#### [WHAT TO PRODUCE]
Which lines of the entries below hold the word "Internet"? Report each of them.

#### [RECORDS FOR THE TASK]

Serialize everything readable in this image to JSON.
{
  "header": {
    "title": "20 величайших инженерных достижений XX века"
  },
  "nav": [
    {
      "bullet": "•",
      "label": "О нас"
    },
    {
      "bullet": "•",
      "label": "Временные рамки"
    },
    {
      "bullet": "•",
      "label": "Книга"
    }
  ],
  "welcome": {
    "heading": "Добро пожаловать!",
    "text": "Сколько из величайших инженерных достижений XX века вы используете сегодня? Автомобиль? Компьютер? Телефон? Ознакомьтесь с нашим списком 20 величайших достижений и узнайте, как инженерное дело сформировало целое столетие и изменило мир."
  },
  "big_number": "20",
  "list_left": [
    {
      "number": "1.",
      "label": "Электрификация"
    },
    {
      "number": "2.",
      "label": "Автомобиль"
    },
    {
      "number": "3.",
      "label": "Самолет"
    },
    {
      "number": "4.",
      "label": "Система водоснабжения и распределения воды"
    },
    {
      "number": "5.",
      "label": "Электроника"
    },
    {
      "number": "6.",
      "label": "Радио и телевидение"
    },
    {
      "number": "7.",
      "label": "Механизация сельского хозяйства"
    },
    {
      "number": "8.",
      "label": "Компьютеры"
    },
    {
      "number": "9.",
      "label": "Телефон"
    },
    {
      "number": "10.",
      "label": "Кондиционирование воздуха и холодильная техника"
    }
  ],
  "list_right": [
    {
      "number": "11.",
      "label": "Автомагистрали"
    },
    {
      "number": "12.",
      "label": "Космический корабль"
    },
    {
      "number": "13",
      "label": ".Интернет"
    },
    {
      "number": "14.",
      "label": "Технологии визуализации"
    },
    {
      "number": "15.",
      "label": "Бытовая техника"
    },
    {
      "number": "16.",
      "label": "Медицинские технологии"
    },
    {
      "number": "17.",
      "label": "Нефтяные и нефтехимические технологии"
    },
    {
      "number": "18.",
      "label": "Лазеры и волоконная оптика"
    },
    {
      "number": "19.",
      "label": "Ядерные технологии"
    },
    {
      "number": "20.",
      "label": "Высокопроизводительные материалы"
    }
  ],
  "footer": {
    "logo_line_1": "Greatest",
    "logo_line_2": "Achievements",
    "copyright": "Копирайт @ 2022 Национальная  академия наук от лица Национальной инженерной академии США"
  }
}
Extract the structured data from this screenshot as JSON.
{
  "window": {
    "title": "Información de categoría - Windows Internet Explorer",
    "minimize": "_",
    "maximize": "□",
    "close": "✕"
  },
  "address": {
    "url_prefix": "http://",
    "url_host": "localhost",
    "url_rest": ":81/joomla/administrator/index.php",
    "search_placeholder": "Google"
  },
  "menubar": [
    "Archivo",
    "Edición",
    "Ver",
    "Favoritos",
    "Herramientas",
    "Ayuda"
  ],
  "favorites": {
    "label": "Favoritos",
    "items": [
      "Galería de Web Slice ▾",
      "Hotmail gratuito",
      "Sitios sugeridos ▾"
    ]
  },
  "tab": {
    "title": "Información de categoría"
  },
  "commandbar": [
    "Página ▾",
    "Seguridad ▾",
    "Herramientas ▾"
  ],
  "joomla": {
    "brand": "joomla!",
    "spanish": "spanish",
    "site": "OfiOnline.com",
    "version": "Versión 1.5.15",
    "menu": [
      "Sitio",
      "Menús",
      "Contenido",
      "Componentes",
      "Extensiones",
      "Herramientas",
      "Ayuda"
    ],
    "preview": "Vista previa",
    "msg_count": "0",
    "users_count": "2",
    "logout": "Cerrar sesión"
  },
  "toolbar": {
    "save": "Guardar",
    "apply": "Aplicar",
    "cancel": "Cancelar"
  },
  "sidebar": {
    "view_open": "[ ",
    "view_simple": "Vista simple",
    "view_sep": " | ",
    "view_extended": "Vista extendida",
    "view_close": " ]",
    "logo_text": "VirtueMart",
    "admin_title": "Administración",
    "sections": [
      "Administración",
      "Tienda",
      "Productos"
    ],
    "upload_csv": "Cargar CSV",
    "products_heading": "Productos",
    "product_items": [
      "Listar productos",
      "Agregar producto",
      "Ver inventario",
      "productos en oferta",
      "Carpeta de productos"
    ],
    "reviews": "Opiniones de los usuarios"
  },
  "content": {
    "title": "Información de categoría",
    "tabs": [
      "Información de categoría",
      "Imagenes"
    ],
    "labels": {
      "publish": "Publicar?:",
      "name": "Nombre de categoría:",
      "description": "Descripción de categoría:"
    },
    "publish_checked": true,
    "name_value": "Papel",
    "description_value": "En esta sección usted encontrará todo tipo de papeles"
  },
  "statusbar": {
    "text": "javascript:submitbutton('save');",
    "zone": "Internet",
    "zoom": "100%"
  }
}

#### [RESPONSE TO THE EXERCISE]
    "title": "Información de categoría - Windows Internet Explorer",
    "zone": "Internet",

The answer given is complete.